Added to this, the glass walls are tilted fractionally towards the ground. This is important, since birds often fly into glass buildings, mistaking the reflection of the sky for the sky itself. The six bird hides around the lake are made from wood and recycled plastic. Everything has been done with the birds in mind. “The architecture acts as one of the environmental elements,” says Esmaeil. “The birds are so comfortable, one of them was hatching last year 30 or 40 centimetres from the glass. Because of the dense vegetation around the site, the noise has been minimised, so it’s really quiet.”
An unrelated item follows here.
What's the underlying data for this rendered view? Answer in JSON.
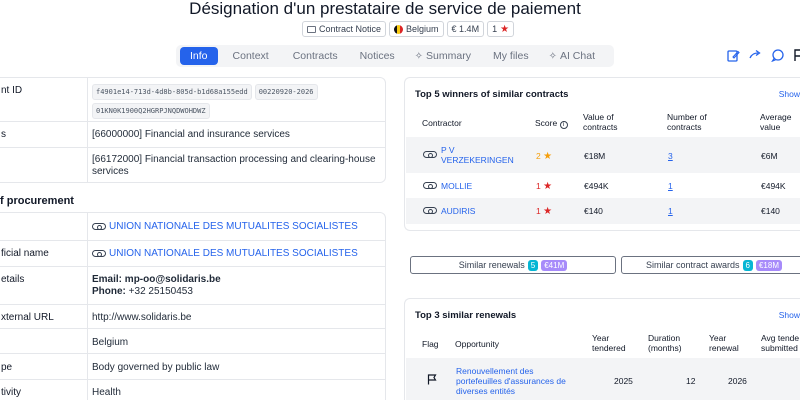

This project is particularly special to Al Ali and Esmaeil, since they both grew up in Sharjah (Esmaeil just 500 metres from the site) and studied architecture at the American University of Sharjah. They have relished the opportunity to give something back to their community. "Sharjah has a long history of taking care of architecture," says Al Ali. "It started a long time ago with the Blue Souk and Al Mujarrah. We thought this could really present a beautiful perspective of what Islamic architecture could be, not in terms of its form, but in terms of its mission to society. "We have this philosophy: we are passing through this life and we should leave minimal impact while we are on this planet and try as much as possible to leave the things we are using for the next generation and not to destroy habitations."

We have this philosophy: we are passing through this life and we should leave minimal impact while we are on this planet and try as much as possible to leave the things we are using for the next generation and not to destroy habitations.
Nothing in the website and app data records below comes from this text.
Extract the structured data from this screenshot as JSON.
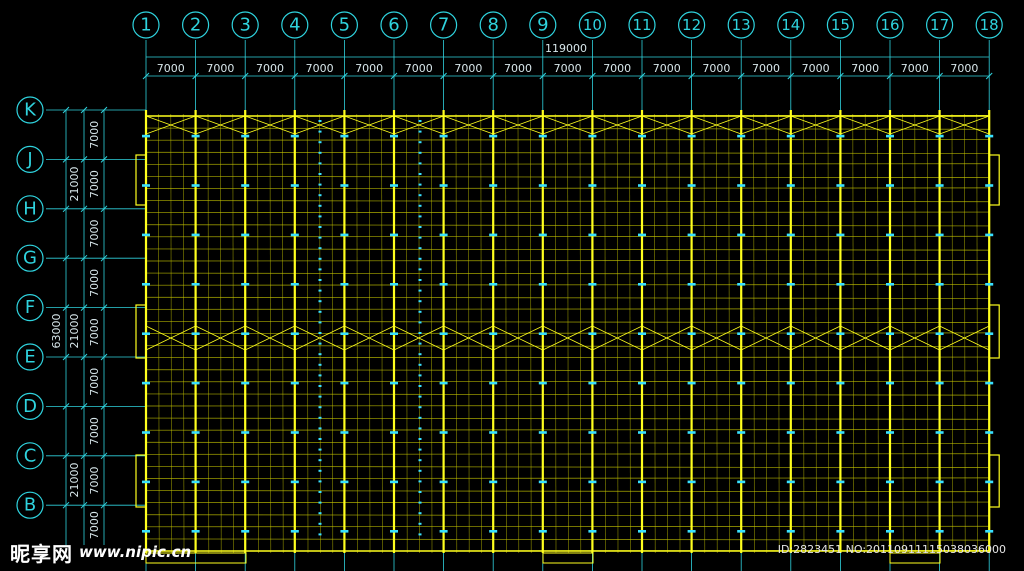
{
  "column_axes": [
    "1",
    "2",
    "3",
    "4",
    "5",
    "6",
    "7",
    "8",
    "9",
    "10",
    "11",
    "12",
    "13",
    "14",
    "15",
    "16",
    "17",
    "18"
  ],
  "row_axes": [
    "K",
    "J",
    "H",
    "G",
    "F",
    "E",
    "D",
    "C",
    "B"
  ],
  "dims": {
    "total_width": "119000",
    "bay_width": "7000",
    "row_spacing": "7000",
    "group_upper": "21000",
    "group_lower": "21000",
    "total_depth": "63000"
  },
  "colors": {
    "background": "#000000",
    "axis": "#2fd3de",
    "frame": "#ffff1e",
    "purlin": "#c8c800",
    "marker": "#39e0ff",
    "text": "#d7e6ea"
  },
  "watermark": {
    "logo": "昵享网",
    "url": "www.nipic.cn",
    "id_text": "ID:2823451 NO:20110911115038036000"
  }
}
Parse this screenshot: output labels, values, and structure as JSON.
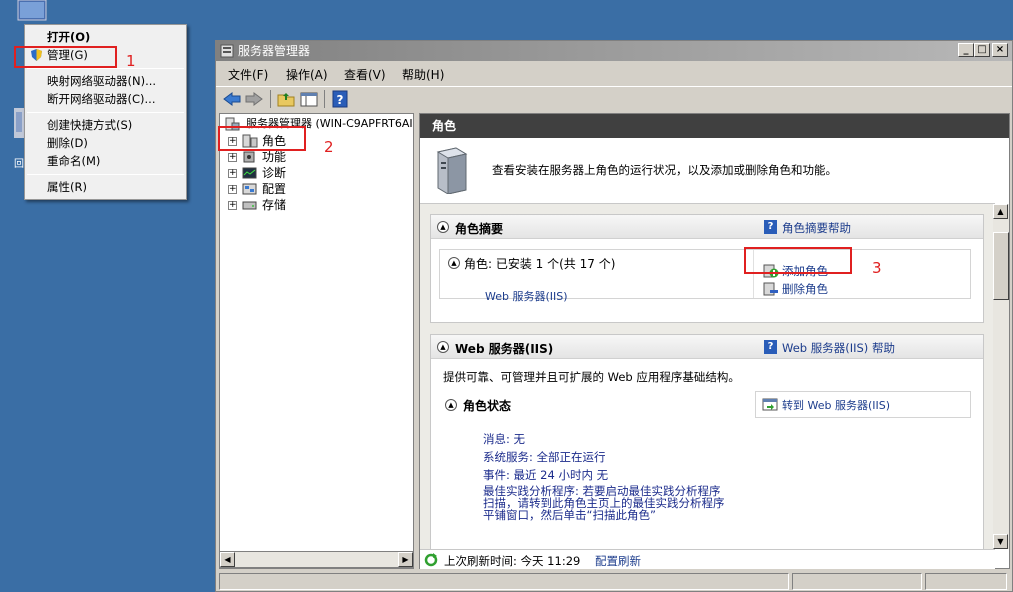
{
  "context_menu": {
    "items": [
      {
        "label": "打开(O)"
      },
      {
        "label": "管理(G)"
      },
      {
        "label": "映射网络驱动器(N)..."
      },
      {
        "label": "断开网络驱动器(C)..."
      },
      {
        "label": "创建快捷方式(S)"
      },
      {
        "label": "删除(D)"
      },
      {
        "label": "重命名(M)"
      },
      {
        "label": "属性(R)"
      }
    ]
  },
  "annotations": {
    "one": "1",
    "two": "2",
    "three": "3"
  },
  "window": {
    "title": "服务器管理器",
    "menu": [
      "文件(F)",
      "操作(A)",
      "查看(V)",
      "帮助(H)"
    ]
  },
  "tree": {
    "root": "服务器管理器 (WIN-C9APFRT6AI",
    "items": [
      "角色",
      "功能",
      "诊断",
      "配置",
      "存储"
    ]
  },
  "pane": {
    "header": "角色",
    "intro": "查看安装在服务器上角色的运行状况，以及添加或删除角色和功能。",
    "summary": {
      "title": "角色摘要",
      "help": "角色摘要帮助",
      "roles_label": "角色: 已安装 1 个(共 17 个)",
      "role_link": "Web 服务器(IIS)",
      "add": "添加角色",
      "remove": "删除角色"
    },
    "web": {
      "title": "Web 服务器(IIS)",
      "help": "Web 服务器(IIS) 帮助",
      "desc": "提供可靠、可管理并且可扩展的 Web 应用程序基础结构。",
      "status_title": "角色状态",
      "goto": "转到 Web 服务器(IIS)",
      "msg": "消息: 无",
      "services": "系统服务: 全部正在运行",
      "events": "事件: 最近 24 小时内 无",
      "bpa1": "最佳实践分析程序: 若要启动最佳实践分析程序",
      "bpa2": "扫描，请转到此角色主页上的最佳实践分析程序",
      "bpa3": "平铺窗口，然后单击“扫描此角色”"
    },
    "refresh": {
      "label": "上次刷新时间: 今天 11:29",
      "link": "配置刷新"
    }
  }
}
Were they surprised to win the award? Al Ali breathes out. "From 380 nominees, you know …' he says, disbelievingly. "It was very unexpected," adds Esmaeil. "All of the projects had a good chance, they have enhanced lives and ecology, so that made it challenging. But it is a really great feeling, the team, everyone was happy." And no-one more so than the man who got the whole thing going back in 2005. Sheikh Dr Al Qasimi is apparently fond of turning up at the centre early in the mornings to watch the birds as the sun comes up. "It was his thought to give the people of Sharjah the chance to be environmentally educated," says Al Midfa.

The nature of winning an award is such that it can seem like the culmination of a journey. You make something and it’s then recognised by the right people, who give you a slap on the back. That’s that. But with architecture, things are slightly different. Buildings continue to evolve in a way that, say, a novel or a painting, does not. The six buildings that won an Aga Khan Award for Architecture, including a school in Bangladesh, a museum in Palestine and a university in Senegal, are living, breathing spaces. They will continue to change, not only physically, but in the way they function, too.

So while there was an air of finality at the conclusion of the ceremony in Kazan – see you all in three years' time – the journey of these buildings is only really getting started. Who knows how the Wasit Wetland Centre will look five or 10 years from now or how the birds will respond to it? Equally, the impact on the lives of the people, especially the many children, who visit will have consequences we can't possibly predict. This is what makes it such an exciting project.

“I’m dying to get back,” says Al Midfa. “I can do more, this award ceremony has given me so many ideas … Nothing is enough until you reach your goal. But the main thing is how you are getting there, the way we are sending our message to the people, especially the children. They don’t know what is facing these birds, so we take them out to do experiments, so these things can remain in their minds.

[Sheikh Dr Al Qasimi] has a very big vision to take Sharjah to higher levels of understanding about the environment, so it's our role now to complete his vision."